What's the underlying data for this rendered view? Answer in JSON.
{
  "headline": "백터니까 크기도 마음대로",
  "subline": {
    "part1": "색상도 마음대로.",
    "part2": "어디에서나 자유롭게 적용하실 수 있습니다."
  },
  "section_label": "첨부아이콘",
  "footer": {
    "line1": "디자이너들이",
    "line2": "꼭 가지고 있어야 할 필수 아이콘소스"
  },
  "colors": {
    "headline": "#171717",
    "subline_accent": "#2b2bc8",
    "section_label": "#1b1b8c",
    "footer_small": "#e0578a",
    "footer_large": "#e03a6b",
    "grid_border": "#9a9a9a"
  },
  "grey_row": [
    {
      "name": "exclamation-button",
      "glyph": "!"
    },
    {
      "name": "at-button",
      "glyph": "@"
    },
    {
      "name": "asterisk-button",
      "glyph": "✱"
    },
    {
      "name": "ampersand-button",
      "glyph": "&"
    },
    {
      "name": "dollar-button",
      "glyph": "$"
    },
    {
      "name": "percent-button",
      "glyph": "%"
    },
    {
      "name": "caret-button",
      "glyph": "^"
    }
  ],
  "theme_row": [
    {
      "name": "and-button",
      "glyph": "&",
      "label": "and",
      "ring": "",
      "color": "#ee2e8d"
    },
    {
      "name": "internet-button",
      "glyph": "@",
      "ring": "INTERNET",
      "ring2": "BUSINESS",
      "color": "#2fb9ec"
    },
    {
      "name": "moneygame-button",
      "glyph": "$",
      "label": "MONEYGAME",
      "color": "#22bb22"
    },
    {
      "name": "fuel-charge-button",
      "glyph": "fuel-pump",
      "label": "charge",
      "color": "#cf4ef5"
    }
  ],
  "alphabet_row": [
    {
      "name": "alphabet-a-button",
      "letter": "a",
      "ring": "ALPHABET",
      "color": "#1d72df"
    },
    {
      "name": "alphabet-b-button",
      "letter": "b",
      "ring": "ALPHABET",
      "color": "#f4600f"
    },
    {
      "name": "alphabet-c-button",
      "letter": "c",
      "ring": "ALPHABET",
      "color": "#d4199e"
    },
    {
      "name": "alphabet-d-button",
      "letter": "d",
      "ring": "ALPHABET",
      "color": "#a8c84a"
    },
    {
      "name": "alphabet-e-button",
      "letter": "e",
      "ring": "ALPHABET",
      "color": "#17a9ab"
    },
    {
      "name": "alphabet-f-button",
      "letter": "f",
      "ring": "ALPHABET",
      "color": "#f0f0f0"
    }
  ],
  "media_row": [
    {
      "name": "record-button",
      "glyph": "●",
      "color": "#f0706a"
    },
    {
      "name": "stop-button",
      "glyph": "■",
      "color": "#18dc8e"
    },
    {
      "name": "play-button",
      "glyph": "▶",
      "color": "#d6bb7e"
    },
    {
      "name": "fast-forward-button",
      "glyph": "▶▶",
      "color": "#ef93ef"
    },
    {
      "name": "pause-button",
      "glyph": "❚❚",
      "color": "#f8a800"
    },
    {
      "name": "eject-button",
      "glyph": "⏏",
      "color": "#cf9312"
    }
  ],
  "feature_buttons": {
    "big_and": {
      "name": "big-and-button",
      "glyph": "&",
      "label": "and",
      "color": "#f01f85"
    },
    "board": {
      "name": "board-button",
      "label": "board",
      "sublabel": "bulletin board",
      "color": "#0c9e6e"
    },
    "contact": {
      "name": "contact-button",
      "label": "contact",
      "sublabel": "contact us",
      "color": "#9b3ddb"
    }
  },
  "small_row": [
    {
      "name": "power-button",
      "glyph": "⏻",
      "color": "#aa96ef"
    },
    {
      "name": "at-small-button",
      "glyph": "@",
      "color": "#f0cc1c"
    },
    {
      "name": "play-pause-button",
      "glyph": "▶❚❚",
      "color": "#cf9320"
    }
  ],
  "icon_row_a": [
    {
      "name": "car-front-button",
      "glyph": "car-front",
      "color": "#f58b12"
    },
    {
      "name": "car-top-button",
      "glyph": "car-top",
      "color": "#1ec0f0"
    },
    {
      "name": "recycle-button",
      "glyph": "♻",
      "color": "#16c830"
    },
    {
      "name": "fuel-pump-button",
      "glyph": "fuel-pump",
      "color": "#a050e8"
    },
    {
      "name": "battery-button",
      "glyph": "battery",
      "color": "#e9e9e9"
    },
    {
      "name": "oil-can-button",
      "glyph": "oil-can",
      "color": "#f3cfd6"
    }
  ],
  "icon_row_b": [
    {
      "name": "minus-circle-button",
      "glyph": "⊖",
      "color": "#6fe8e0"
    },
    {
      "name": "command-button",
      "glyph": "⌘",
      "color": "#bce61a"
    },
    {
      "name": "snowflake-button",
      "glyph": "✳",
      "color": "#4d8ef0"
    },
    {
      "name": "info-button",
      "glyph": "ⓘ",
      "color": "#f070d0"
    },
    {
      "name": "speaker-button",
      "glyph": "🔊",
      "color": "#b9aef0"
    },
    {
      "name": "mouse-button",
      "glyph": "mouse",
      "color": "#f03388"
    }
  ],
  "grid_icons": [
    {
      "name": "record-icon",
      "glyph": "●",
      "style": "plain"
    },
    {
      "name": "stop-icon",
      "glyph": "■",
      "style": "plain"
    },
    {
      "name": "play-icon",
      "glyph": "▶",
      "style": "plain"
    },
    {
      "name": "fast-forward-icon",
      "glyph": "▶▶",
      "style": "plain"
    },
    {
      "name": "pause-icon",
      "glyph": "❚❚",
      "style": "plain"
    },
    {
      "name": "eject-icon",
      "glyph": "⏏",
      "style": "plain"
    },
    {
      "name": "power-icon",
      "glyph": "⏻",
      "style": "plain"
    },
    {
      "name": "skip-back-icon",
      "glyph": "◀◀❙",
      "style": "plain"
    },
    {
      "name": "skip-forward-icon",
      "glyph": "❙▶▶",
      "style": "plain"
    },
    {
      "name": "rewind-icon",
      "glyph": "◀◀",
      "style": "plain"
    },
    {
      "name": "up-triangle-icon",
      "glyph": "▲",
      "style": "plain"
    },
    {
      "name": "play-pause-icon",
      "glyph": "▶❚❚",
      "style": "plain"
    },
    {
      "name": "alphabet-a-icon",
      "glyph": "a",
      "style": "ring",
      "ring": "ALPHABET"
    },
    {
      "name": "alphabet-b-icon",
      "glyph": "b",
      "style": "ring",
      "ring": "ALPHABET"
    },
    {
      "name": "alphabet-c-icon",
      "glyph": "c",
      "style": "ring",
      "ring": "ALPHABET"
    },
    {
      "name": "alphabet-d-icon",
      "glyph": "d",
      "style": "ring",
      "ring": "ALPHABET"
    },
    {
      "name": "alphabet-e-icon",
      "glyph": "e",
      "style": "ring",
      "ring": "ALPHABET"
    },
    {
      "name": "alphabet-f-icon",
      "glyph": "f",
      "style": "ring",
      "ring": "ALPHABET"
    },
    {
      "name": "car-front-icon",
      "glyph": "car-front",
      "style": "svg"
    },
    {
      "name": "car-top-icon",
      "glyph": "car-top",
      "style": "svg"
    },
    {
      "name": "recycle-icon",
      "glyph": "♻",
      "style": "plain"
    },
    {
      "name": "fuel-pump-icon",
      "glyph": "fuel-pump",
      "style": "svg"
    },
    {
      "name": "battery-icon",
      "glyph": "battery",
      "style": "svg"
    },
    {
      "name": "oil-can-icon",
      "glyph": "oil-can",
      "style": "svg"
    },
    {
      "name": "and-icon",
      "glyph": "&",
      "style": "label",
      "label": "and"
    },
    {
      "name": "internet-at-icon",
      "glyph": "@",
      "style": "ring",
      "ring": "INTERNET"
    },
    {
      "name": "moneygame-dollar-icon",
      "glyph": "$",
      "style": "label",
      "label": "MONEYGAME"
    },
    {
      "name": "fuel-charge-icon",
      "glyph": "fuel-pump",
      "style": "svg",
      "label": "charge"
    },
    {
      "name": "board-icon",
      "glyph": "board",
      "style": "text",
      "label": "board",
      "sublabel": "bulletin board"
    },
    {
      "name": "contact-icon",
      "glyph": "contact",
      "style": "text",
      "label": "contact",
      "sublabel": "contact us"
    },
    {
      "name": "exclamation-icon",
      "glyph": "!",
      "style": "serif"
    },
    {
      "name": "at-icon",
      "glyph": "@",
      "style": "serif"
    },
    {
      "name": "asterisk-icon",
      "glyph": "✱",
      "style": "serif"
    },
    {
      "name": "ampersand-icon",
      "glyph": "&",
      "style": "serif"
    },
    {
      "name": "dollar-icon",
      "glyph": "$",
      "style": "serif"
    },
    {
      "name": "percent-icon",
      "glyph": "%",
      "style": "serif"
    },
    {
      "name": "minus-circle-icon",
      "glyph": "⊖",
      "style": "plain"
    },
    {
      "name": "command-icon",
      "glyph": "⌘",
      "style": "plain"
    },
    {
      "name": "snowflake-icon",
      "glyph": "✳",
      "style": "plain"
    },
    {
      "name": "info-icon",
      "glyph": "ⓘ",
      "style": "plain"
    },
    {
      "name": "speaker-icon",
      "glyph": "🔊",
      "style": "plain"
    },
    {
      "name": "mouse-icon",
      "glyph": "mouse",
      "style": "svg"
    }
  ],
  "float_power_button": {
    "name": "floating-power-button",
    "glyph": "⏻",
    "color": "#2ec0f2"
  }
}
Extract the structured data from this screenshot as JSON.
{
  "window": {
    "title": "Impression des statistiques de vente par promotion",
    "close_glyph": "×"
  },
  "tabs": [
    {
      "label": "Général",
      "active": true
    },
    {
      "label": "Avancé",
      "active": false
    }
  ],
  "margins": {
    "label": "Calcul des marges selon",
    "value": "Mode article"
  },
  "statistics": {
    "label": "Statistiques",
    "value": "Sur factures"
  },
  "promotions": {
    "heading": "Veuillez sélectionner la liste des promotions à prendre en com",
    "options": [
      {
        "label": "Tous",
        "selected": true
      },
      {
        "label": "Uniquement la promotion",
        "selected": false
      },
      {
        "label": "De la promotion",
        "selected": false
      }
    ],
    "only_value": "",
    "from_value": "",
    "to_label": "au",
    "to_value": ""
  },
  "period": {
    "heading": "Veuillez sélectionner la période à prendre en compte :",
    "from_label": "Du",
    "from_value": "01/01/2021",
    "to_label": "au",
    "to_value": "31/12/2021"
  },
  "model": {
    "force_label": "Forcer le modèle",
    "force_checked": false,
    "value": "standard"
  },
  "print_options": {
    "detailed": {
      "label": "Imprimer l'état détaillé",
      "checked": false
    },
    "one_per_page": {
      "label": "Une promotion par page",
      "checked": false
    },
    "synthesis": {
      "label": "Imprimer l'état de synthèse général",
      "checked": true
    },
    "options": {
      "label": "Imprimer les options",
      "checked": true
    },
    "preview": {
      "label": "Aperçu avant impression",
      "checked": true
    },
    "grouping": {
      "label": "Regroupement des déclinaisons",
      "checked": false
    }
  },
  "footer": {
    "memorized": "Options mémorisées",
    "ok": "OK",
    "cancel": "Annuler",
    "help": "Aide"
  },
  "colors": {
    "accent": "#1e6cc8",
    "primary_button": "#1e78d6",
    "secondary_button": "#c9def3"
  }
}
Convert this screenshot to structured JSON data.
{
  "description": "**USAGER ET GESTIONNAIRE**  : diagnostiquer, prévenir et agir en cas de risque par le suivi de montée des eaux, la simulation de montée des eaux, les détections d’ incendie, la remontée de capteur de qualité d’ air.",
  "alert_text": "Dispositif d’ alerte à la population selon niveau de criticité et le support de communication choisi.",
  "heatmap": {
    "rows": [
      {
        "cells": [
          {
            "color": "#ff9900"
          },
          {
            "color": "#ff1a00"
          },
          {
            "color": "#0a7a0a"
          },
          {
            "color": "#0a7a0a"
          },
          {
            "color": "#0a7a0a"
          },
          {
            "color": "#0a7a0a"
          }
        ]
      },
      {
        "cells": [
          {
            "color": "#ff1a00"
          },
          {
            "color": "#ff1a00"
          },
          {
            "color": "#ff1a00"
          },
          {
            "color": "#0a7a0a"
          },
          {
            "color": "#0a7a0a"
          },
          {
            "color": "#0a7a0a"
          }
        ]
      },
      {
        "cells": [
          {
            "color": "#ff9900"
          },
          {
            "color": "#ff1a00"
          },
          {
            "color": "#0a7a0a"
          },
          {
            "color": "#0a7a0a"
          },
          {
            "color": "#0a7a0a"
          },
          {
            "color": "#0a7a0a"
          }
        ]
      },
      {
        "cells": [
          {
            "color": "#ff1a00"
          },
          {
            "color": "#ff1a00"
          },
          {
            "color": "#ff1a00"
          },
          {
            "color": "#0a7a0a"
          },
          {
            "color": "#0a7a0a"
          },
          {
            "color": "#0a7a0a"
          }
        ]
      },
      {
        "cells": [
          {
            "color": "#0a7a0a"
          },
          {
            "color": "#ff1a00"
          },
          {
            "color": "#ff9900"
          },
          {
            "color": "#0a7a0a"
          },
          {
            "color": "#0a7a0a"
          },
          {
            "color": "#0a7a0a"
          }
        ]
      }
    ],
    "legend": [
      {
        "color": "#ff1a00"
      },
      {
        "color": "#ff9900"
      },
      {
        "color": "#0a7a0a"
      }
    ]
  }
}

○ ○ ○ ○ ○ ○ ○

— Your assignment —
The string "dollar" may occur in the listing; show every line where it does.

— Answer section —
      "name": "dollar-button",
      "name": "moneygame-dollar-icon",
      "name": "dollar-icon",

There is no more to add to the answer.